NEW YORK (
Tuesday made a new all-time high as investors bought gold as a safety net against worries that Europe's financial aid plan wouldn't be enough to save the euro.
Gold for June was popping $32.70 to $1,233.50 an ounce at the Comex division of the New York Mercantile Exchange. The gold price Tuesday has traded as high as $1,235.20 and as low as $1,201.50. The
U.S. dollar index
was also rising 0.42% to $84.51 while the euro resumed its down trend falling 0.73% to $1.26 against the dollar. The spot gold price today was up $29, according to Kitco's gold index.
Gold prices topped their previous high in U.S. dollar terms of $1,227 an ounce as investor remain wary of the
bailout plan for eurozone countries
. The joint European Union and IMF initiative as well as the European Central Bank's effort to lend money to "dysfunctional" markets by buying public and private debt have many analysts wondering if this will really be enough to avert disaster. Many analysts also speculate that the European Central Bank will eventually be forced to monetize eurozone countries' debt, in essence print money to save the euro. Either scenario is positive for gold prices.
Investors continued to buy gold
as a form of money that retains its value as the euro continues to lose value. Despite a stronger U.S. dollar, the euro crisis has spooked many investors who want to balance their portfolio with gold.
"Our new trading range may have to be expanded after this week to $1,150 support and $1,250 [as] possible new resistance," says George Gero, vice president of global futures at RBC Capital Markets in his daily metal commentary. "But for now $1,225 may still be a temporary resistance area."

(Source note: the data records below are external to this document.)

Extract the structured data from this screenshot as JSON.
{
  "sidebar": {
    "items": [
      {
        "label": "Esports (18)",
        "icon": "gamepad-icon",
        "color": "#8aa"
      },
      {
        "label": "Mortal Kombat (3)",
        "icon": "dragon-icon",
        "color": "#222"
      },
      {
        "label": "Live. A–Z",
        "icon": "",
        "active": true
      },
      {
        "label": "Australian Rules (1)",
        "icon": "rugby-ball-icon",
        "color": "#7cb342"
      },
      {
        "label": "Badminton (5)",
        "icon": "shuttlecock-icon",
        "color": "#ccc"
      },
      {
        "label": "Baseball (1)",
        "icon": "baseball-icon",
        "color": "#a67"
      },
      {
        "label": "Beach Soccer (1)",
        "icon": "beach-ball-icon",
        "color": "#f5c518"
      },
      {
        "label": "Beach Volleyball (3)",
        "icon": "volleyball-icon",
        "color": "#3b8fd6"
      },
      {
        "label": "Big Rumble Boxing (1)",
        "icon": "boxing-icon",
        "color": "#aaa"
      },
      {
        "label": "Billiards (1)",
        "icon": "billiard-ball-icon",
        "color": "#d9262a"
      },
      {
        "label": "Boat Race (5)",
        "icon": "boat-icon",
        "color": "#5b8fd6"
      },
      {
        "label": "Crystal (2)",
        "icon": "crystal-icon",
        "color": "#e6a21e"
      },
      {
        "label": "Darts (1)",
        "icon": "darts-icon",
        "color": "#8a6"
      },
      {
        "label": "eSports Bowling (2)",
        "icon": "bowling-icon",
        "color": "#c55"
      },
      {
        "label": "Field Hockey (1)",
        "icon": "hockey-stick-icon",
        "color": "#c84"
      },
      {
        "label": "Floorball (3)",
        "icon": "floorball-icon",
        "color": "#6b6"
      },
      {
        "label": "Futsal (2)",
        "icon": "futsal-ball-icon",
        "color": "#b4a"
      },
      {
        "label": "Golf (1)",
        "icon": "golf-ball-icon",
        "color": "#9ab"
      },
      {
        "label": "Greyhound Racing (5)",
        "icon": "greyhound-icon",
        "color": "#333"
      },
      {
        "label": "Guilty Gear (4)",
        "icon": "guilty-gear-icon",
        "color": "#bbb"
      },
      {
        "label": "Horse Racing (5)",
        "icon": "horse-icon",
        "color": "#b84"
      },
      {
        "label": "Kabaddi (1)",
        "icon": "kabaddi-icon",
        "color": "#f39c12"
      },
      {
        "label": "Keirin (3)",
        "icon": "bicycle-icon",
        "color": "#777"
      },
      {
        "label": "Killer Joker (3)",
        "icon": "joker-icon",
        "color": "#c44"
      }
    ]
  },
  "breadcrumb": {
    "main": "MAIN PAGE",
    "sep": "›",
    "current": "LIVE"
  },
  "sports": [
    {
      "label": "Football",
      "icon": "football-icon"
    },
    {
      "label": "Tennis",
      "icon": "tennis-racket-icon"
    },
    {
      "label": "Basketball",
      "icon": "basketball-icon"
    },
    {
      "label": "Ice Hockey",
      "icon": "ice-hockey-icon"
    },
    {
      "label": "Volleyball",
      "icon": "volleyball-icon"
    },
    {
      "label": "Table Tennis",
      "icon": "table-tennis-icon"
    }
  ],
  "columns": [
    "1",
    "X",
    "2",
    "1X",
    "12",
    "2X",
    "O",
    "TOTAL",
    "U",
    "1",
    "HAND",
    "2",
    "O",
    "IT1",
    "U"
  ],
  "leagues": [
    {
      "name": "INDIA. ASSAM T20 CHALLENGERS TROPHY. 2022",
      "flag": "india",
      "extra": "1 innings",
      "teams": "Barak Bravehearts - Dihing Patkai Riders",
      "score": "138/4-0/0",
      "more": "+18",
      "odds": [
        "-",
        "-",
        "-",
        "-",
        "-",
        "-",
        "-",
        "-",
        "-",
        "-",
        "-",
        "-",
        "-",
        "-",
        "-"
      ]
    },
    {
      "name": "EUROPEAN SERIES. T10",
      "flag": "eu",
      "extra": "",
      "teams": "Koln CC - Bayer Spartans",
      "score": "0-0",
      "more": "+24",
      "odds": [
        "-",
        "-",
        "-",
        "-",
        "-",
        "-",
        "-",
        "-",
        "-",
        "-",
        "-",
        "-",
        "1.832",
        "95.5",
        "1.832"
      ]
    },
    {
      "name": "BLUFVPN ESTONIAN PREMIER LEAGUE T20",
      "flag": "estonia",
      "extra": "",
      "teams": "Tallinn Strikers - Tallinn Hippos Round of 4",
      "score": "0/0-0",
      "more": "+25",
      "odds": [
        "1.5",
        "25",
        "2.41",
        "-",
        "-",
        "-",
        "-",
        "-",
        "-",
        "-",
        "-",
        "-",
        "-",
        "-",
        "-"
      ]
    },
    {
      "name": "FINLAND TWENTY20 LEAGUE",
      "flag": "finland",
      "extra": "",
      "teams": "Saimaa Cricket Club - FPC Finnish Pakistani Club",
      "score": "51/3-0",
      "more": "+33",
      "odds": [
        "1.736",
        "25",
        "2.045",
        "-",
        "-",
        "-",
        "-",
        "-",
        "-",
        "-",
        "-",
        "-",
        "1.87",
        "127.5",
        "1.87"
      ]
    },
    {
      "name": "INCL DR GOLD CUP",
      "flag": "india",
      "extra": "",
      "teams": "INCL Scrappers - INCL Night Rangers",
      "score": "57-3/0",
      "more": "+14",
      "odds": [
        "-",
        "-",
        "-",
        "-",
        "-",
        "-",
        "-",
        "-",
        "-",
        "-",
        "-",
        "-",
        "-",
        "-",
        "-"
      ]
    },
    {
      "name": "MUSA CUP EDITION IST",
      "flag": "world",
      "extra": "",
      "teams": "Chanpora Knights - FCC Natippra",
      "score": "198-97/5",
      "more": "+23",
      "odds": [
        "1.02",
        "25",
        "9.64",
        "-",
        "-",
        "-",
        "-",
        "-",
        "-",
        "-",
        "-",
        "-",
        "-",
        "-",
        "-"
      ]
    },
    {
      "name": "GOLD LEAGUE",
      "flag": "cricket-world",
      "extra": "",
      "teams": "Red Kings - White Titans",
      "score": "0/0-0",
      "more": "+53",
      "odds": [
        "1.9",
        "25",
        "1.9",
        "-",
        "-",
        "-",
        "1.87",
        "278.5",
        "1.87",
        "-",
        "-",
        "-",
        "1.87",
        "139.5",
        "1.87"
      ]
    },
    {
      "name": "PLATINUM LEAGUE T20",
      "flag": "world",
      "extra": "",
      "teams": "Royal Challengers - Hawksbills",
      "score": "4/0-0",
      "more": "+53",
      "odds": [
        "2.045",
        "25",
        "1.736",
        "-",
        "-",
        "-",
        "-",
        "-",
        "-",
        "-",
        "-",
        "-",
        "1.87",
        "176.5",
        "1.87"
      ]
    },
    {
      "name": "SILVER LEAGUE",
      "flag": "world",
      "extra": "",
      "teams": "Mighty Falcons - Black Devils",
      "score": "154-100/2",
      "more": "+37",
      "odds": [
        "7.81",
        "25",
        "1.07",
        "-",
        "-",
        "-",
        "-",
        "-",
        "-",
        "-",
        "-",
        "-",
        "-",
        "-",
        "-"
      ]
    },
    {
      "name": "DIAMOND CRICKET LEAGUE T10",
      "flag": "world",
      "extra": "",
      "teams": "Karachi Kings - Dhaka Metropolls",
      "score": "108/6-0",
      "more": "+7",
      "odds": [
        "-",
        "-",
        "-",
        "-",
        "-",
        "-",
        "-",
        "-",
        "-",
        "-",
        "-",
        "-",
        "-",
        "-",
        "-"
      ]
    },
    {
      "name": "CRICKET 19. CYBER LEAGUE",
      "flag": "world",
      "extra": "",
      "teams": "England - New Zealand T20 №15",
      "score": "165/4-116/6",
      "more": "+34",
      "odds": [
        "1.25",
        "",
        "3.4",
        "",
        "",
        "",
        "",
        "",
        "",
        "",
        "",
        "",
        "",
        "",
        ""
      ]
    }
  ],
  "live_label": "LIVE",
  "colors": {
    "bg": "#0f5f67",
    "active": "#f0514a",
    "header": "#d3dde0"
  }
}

Two variables could weigh on gold prices: profit-taking and China. With prices breaking $1,227 an ounce investors might sell some gold, and likewise if the euro and markets take another nose dive, investors could sell their gold to raise cash.
According to reports,
China's April consumer prices
, an inflation indicator, rose 2.8% from a year earlier. China has been taking steps to curb its lending by raising the amount of money banks need to have in their reserves, which in essence takes money out of circulation.